Whether you're considering making the Army a career or looking for an opportunity to gain leadership and management experience, the Quartermaster Corps is for you. As the "Sustainer of the Army", the Quartermaster Corps plans and directs activities which provide soldiers with food, water, petroleum, repair parts, weapons systems, and a multitude of field services.
As a newly commissioned Quartermaster officer, you'll attend the Quartermaster Officer Basic Course. The Basic Course develops your leadership and technical skills in the three occupational specialties of the Quartermaster Corps: Petroleum Management, Materiel/Service Management, and Subsistence Management. After completing the 17-week Officer Basic Course, you'll be eligible to attend additional military schools such as Airborne School, Ranger School, and Parachute Rigger School. After completing all training you'll then be assigned to a challenging leadership position supporting combat soldiers and their systems.
As a Quartermaster officer you'll make use of the most modern equipment and technology to solve the logistical problems of today and tomorrow. With these tools, you'll create the most effective and efficient method of providing soldiers with the right items, at the right place, at the right time.
Given the Quartermaster Corps's diverse and demanding mission, you can be assured of finding yourself in a challenging and rewarding position from the very beginning. You'll have the opportunity to plan and accomplish things that your peers have only read about.
Transportation Corps lieutenants get combat power to the right place at the right time. As a transportation lieutenant you may serve as a train commander with the Berlin Brigade, or lead a major convoy in the resupply of REFORGER, the paramount NATO exercise. You could be charged with loading the Navy's second largest ship, the 946-foot SL7, or be responsible for the Army's hovercraft and deploy them overseas. You might oversee the resupply of United Nations Peace Keeping Force outposts on the Sinai Peninsula, or deploy with your soldiers to Europe, Africa, or Antarctica. Transportation lieutenants make things happen.
You will lead soldiers and have the opportunity to learn the fundamentals of command.
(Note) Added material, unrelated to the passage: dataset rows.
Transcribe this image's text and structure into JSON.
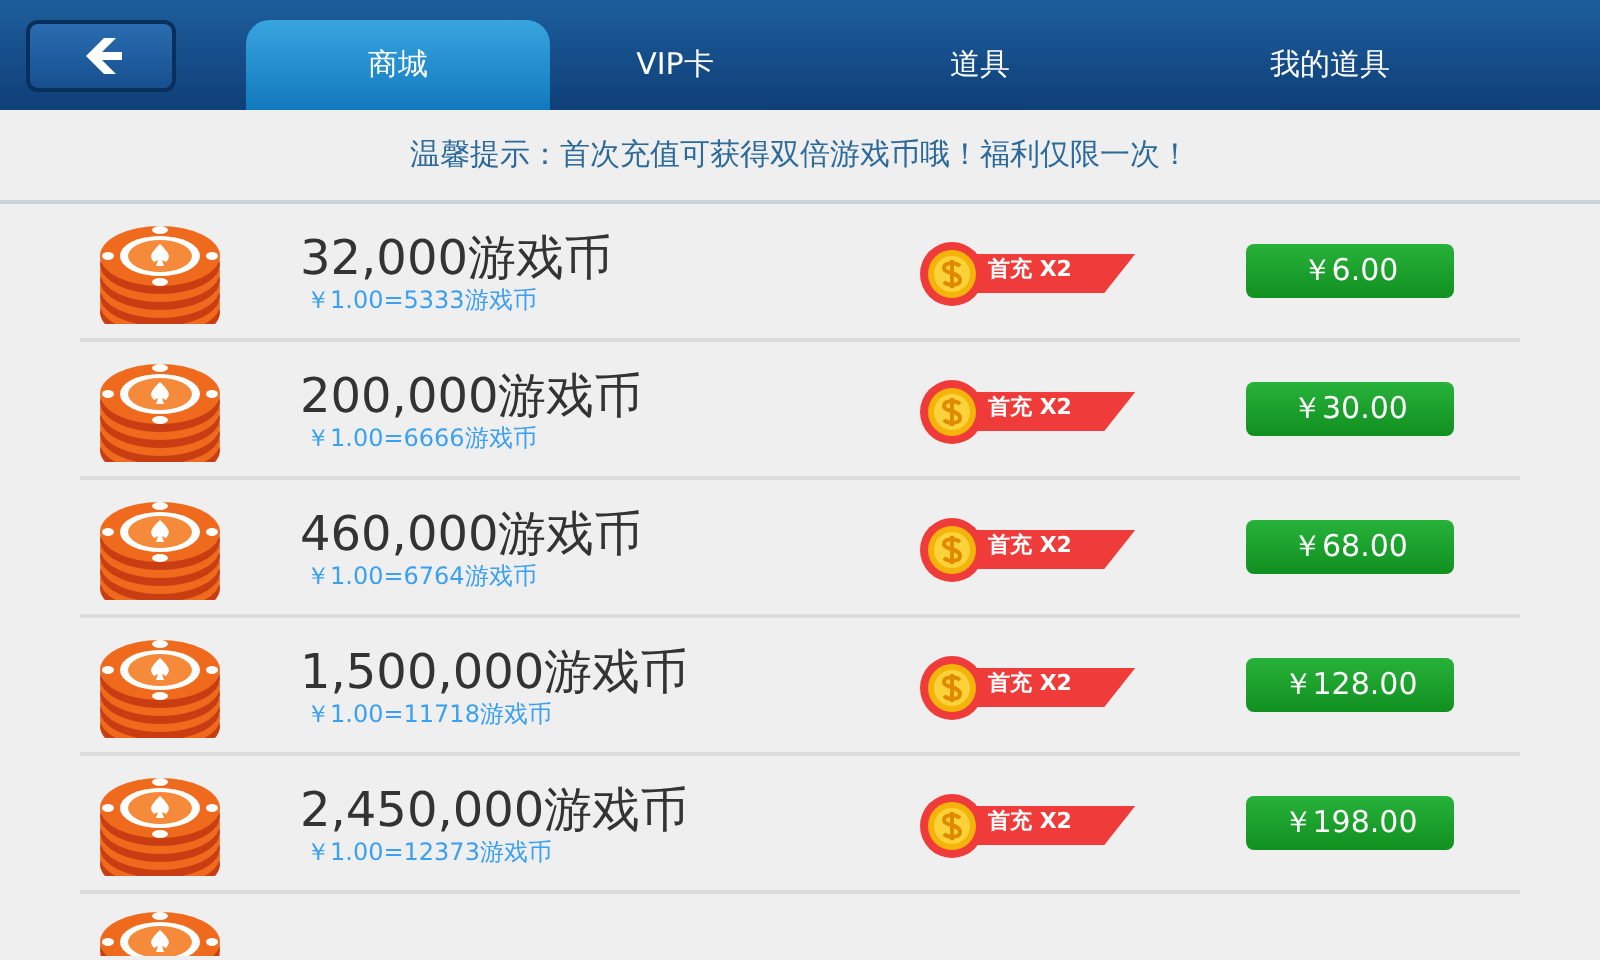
{
  "tabs": [
    {
      "label": "商城",
      "selected": true
    },
    {
      "label": "VIP卡",
      "selected": false
    },
    {
      "label": "道具",
      "selected": false
    },
    {
      "label": "我的道具",
      "selected": false
    }
  ],
  "notice": "温馨提示：首次充值可获得双倍游戏币哦！福利仅限一次！",
  "products": [
    {
      "amount": "32,000游戏币",
      "rate": "￥1.00=5333游戏币",
      "badge": "首充 X2",
      "price": "￥6.00"
    },
    {
      "amount": "200,000游戏币",
      "rate": "￥1.00=6666游戏币",
      "badge": "首充 X2",
      "price": "￥30.00"
    },
    {
      "amount": "460,000游戏币",
      "rate": "￥1.00=6764游戏币",
      "badge": "首充 X2",
      "price": "￥68.00"
    },
    {
      "amount": "1,500,000游戏币",
      "rate": "￥1.00=11718游戏币",
      "badge": "首充 X2",
      "price": "￥128.00"
    },
    {
      "amount": "2,450,000游戏币",
      "rate": "￥1.00=12373游戏币",
      "badge": "首充 X2",
      "price": "￥198.00"
    }
  ]
}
You will not only master primary tactical skills - the skills to keep you and your soldiers alive in combat - but also develop proficiency in terminal, rail, tactical truck, and marine operations. Later you may compete for advanced degrees in several academic traditions and training with major U.S. corporations, as well as proceed to senior levels of responsibility. The challenge remains.
Transportation Corps -- The Spearhead of Logistics.
With the Army's mechanized cavalry, you'd probably think its need for the Veterinary Corps is minimal at best.
Not true. While the cavalry was assuming a new look, the Veterinary Corps was assuming new roles and responsibilities.
By virtue of education and training, the veterinarian is more than qualified to function not only in animal medicine, but in public health matters and comparative medicine, as a full fledged member of the Army Health Care Team.
Army veterinarians are vital to the management and care of laboratory animal resources and studies, and biomedical research and development. Veterinary officers are assigned wherever food hygiene and nutritional quality, preventative medicine, or animal medicine or research is conducted.
The United States Army is categorized into a number of specialized branches; each with its own mission. Each is then further designated as a combat arms, combat support, or combat service support branch.
Villanova University was founded in 1842 by the Order of St. Augustine. To this day, Villanova’s Augustinian Catholic intellectual tradition is the cornerstone of an academic community in which students learn to think critically, act compassionately and succeed while serving others. There are more than 10,000 undergraduate, graduate and law students in the University’s six colleges.